    This is hardly a new issue. Apple doesn't care about supporting hardware configurations they don't ship. It allows them to focus on supporting a small number of hardware configurations and giving the maximum stability and ease-of-use for their users.

    The cost is that they have always been and will always be behind the performance curve on supporting the latest add-in hardware that is available on the PC. Plus if you were really interested in "the best bang-for-the-buck", you probably aren't buying an expandable Mac Pro (which is $2,500 / $3,500 / $5,000 depending on model you select).

    In OSX, AMD 5XXX support came because they are shipping all 3 of these configs with the AMD5770 standard -- again, they really only support hardware they ship.

    FWIW, on the PC, MS doesn't write the drivers for Windows. The hardware manufacturers do. If there was an actual GFX card after-market on the Mac, NVidia and AMD would write the drivers for the Mac (and there's a good chance AMD did write them for Apple when they won the bid to include 5770's in Mac Pros).

  • by UnknowingFool (672806) on Monday October 11, 2010 @12:30PM (#33860906)
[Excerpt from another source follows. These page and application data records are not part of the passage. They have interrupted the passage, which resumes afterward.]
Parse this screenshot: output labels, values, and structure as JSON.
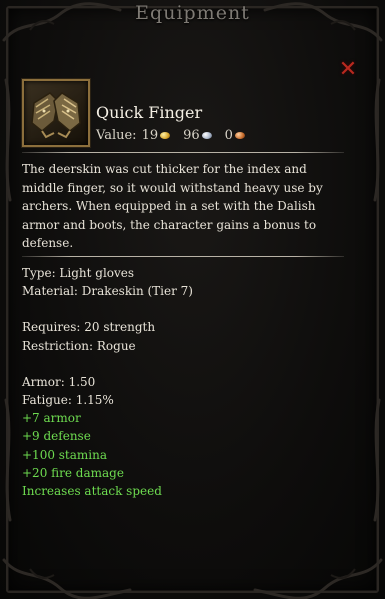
{
  "window": {
    "title": "Equipment"
  },
  "item": {
    "name": "Quick Finger",
    "icon": "gloves-icon",
    "value": {
      "label": "Value:",
      "gold": "19",
      "silver": "96",
      "copper": "0"
    },
    "description": "The deerskin was cut thicker for the index and middle finger, so it would withstand heavy use by archers. When equipped in a set with the Dalish armor and boots, the character gains a bonus to defense.",
    "type": "Type: Light gloves",
    "material": "Material: Drakeskin (Tier 7)",
    "requires": "Requires: 20 strength",
    "restriction": "Restriction: Rogue",
    "armor": "Armor: 1.50",
    "fatigue": "Fatigue: 1.15%",
    "bonuses": [
      "+7 armor",
      "+9 defense",
      "+100 stamina",
      "+20 fire damage",
      "Increases attack speed"
    ]
  },
  "colors": {
    "bonus": "#6edc50",
    "close": "#b8291f",
    "icon_border": "#8c6f3c"
  }
}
    but $2500 for a 1 cpu base system is too high cut it down to $2000.

    Why don't you build a similar model on Dell and see how much it costs you. I think if you matched specs, it's close to what Apple charges. Most of the time you come within $200 but there are still enough differences to say whether it's a difference. i.e. iLife comes with OS X, etc. And don't build one with a iCore i5 and call it the same as a Xeon. They're not the same processor.

    also apple should make the mini more like $500-$600.

    Again price out what it takes. Also take into account the form factor. A micro-ITX form factor costs much more to build than a regular size because parts are more specialized. If a small form factor isn't worth it to you, then it's not for you. The only thing that comes close to the mini is the Dell Inspiron Zino HD which isn't as small.

    and why not have a imac like system without the screen or at least a mate imac.

    Read my post above about why Apple doesn't make a generic desktop. They won't make much money as the market is saturated and they have to compete with the likes of Dell whose business model is to sell at very little profit for lots of volume. It's not a matter of can't; it's a matter of that there isn't enough profit in it for them. And businesses are in it to make money for them.

    apples pushing games on mac and the video cards are not there and with the imac the card in the system is weak for the screen size.

    I don't think Apple has ever advertised any of their computers are hardcore "gaming machines" like Alienware. They've advertised you can play games on them which is true. It's more a problem of you what you want.

  • by mikestew (1483105) on Monday October 11, 2010 @01:19PM (#33861454) Homepage

    It's why auto mechanics drop $40k on a Snap-on/Mac setup.

    And it's why I'm happy to spend the money on Macs today. If a stint as a pro auto mechanic taught me anything, it's not to go cheap on your tools. Yeah, Craftsman may have the same lifetime warranty as Snap-On, may still turn a 10mm bolt, but when you're using that wrench a dozen or more times a day Snap-On doesn't look so expensive. There are differences that don't show up on a spec sheet.

    I've since given up turning wrenches for a living and make my living with computers as my primary tool. I can save some pennies and get a laptop that I'll use because I have to, or spend more and get a Macbook Pro that is the first laptop that I actually enjoy using. Same with my 27" i7 iMac. I like good tools. Whipping out spec sheets and telling me how you could build "the same thing" for less isn't going to sell me. Because in the end, what you're really saying is, "I want what's cheapest". That's fine if I'm buying a set of coffee mugs. Not so fine when we're talking about what I use to make my living.

If the code and the comments disagree, then both are probably wrong. -- Norm Schryer

Working...